The glaring omission of an apostrophe in the album title aside, the lyrics are well crafted and largely deal with mythology, ancient cultures and history. Unlike many underground metal lyrics these are intelligently written, and from them can be gleaned that Vento is an enthusiast of the subject. Only ‘War Of the Rings’ and ‘For Your Comprehension’ differ from the bulk in that the former deals with the Lord Of the Rings novels and the latter is more introspective and personal compared to the rest of the record. The album is paced masterfully in every sense. Even though it contains two back-to-back instrumentals with ‘Constellations Embellished With Chaos’ and ‘Calm Before’ it never takes away from the record’s overall effectiveness. There were definitely heavier, and faster alternatives available on the American scene when this record saw release, but none of them captured the European death/black metal sound as distinctively and effective as Aurora Borealis did here. That the band never really was able to get a footing in its own continent is probably due to the same reason. Aurora Borealis after all has its roots in European death – and thrash metal instead of the American ones as its competitors.

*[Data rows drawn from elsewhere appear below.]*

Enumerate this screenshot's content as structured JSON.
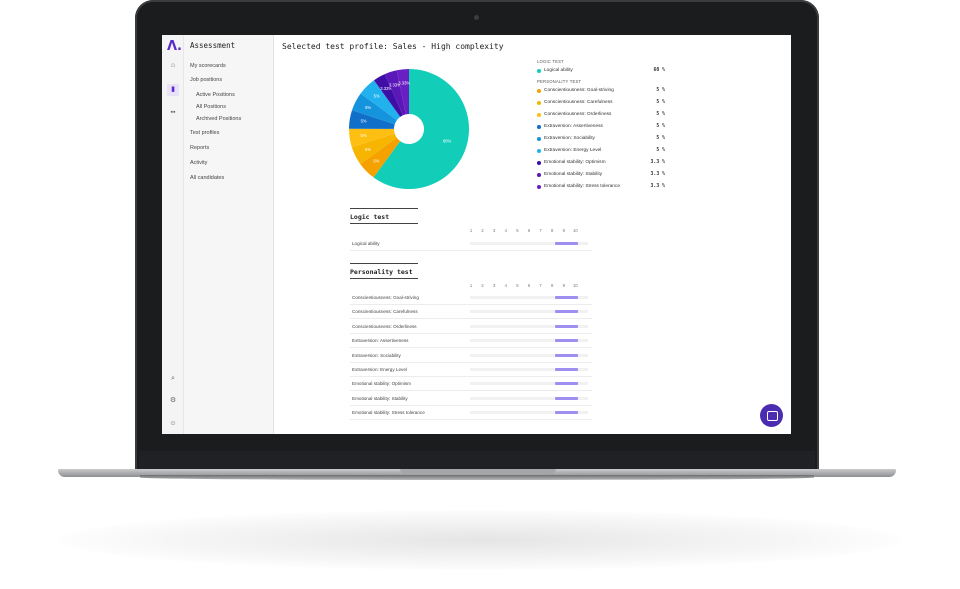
{
  "sidebar": {
    "logo": "Λ.",
    "section_title": "Assessment",
    "items": [
      {
        "label": "My scorecards"
      },
      {
        "label": "Job positions"
      },
      {
        "label": "Active Positions"
      },
      {
        "label": "All Positions"
      },
      {
        "label": "Archived Positions"
      },
      {
        "label": "Test profiles"
      },
      {
        "label": "Reports"
      },
      {
        "label": "Activity"
      },
      {
        "label": "All candidates"
      }
    ],
    "rail_icons": [
      "home-icon",
      "chart-icon",
      "people-icon",
      "search-icon",
      "gear-icon",
      "profile-icon"
    ]
  },
  "page": {
    "title": "Selected test profile: Sales - High complexity"
  },
  "chart_data": {
    "type": "pie",
    "slices": [
      {
        "label": "Logical ability",
        "value": 60,
        "text": "60%",
        "color": "#12cdb8"
      },
      {
        "label": "Conscientiousness: Goal-striving",
        "value": 5,
        "text": "5%",
        "color": "#f5a100"
      },
      {
        "label": "Conscientiousness: Carefulness",
        "value": 5,
        "text": "5%",
        "color": "#f7b500"
      },
      {
        "label": "Conscientiousness: Orderliness",
        "value": 5,
        "text": "5%",
        "color": "#fdbf12"
      },
      {
        "label": "Extraversion: Assertiveness",
        "value": 5,
        "text": "5%",
        "color": "#0f6fc9"
      },
      {
        "label": "Extraversion: Sociability",
        "value": 5,
        "text": "5%",
        "color": "#1494dd"
      },
      {
        "label": "Extraversion: Energy Level",
        "value": 5,
        "text": "5%",
        "color": "#21b2ee"
      },
      {
        "label": "Emotional stability: Optimism",
        "value": 3.3,
        "text": "3.33%",
        "color": "#3f0ea6"
      },
      {
        "label": "Emotional stability: Stability",
        "value": 3.3,
        "text": "3.33%",
        "color": "#5b18b8"
      },
      {
        "label": "Emotional stability: Stress tolerance",
        "value": 3.3,
        "text": "3.33%",
        "color": "#6a1fc4"
      }
    ]
  },
  "legend": {
    "logic_heading": "LOGIC TEST",
    "personality_heading": "PERSONALITY TEST",
    "logic": [
      {
        "name": "Logical ability",
        "value": "60 %",
        "color": "#12cdb8"
      }
    ],
    "personality": [
      {
        "name": "Conscientiousness: Goal-striving",
        "value": "5 %",
        "color": "#f5a100"
      },
      {
        "name": "Conscientiousness: Carefulness",
        "value": "5 %",
        "color": "#f7b500"
      },
      {
        "name": "Conscientiousness: Orderliness",
        "value": "5 %",
        "color": "#fdbf12"
      },
      {
        "name": "Extraversion: Assertiveness",
        "value": "5 %",
        "color": "#0f6fc9"
      },
      {
        "name": "Extraversion: Sociability",
        "value": "5 %",
        "color": "#1494dd"
      },
      {
        "name": "Extraversion: Energy Level",
        "value": "5 %",
        "color": "#21b2ee"
      },
      {
        "name": "Emotional stability: Optimism",
        "value": "3.3 %",
        "color": "#3f0ea6"
      },
      {
        "name": "Emotional stability: Stability",
        "value": "3.3 %",
        "color": "#5b18b8"
      },
      {
        "name": "Emotional stability: Stress tolerance",
        "value": "3.3 %",
        "color": "#6a1fc4"
      }
    ]
  },
  "logic_section": {
    "title": "Logic test",
    "scale": [
      "1",
      "2",
      "3",
      "4",
      "5",
      "6",
      "7",
      "8",
      "9",
      "10"
    ],
    "rows": [
      {
        "label": "Logical ability",
        "range": [
          8,
          10
        ]
      }
    ]
  },
  "personality_section": {
    "title": "Personality test",
    "scale": [
      "1",
      "2",
      "3",
      "4",
      "5",
      "6",
      "7",
      "8",
      "9",
      "10"
    ],
    "rows": [
      {
        "label": "Conscientiousness: Goal-striving",
        "range": [
          8,
          10
        ]
      },
      {
        "label": "Conscientiousness: Carefulness",
        "range": [
          8,
          10
        ]
      },
      {
        "label": "Conscientiousness: Orderliness",
        "range": [
          8,
          10
        ]
      },
      {
        "label": "Extraversion: Assertiveness",
        "range": [
          8,
          10
        ]
      },
      {
        "label": "Extraversion: Sociability",
        "range": [
          8,
          10
        ]
      },
      {
        "label": "Extraversion: Energy Level",
        "range": [
          8,
          10
        ]
      },
      {
        "label": "Emotional stability: Optimism",
        "range": [
          8,
          10
        ]
      },
      {
        "label": "Emotional stability: Stability",
        "range": [
          8,
          10
        ]
      },
      {
        "label": "Emotional stability: Stress tolerance",
        "range": [
          8,
          10
        ]
      }
    ]
  },
  "colors": {
    "accent": "#5b2bc9",
    "bar": "#9d8ef0",
    "chat": "#4b2bb0"
  }
}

Although the album was recorded at Sound Lab in South Carolina with producer Bob Moore it should have sounded far better than it actually does. The production is on the thin side, and misses much of the preceding EP’s crunch. Moore had made a name for himself engineering the first Nile albums, but apparently didn’t give his all in producing this record. The album doesn’t sound bad in any way imagineable, but it only possesses a mere fraction of the power it should have held due to the fairly weak production job. However, all the instruments are distributed evenly across the mix, and each holds a clear and adequately fitting tone – yet none of it carries any real weight or heft in the grander scheme of things. The production is a mere sum of its parts, and nothing more. Neither was Bob Moore able to capture the band’s European tones. It was probably this experience that drove mainman Ron Vento into setting up his own Nightsky recording facility in order to properly capture his own vision, and those of his direct associates. Once again artwork was by rendered by Jay Marsh. This time around the vista seems to be set during nighttime inside of the Colosseum walls near an angelic statue

“Praise the Archaic Lights Embrace” builds upon the initial promise of the “Mansions Of Eternity” EP, and further fleshes out its concept, lyrically and musically. A number of tracks expand upon the preceding EP’s Egyptian theme, while others introduce the first celestial, and Scandinavian themes. Compared to its predecessors the songs are better structured, faster paced, and the overall melodic sensibility has increased. Despite its melodic leanings the music stays squarely within the American death metal format, although Vento’s serpentine rasp gives the whole a black metal aura. With the increased expansion of lyrical subjects Aurora Borealis is finally coming into its own. The band would unlock its full potential on “Northern Lights”, the successor to this debut, which is the penultimate Aurora Borealis record of the first era in every conceivable way. As far as debuts go “Praise the Archaic Lights Embrace” is exceptionally strong in what it does.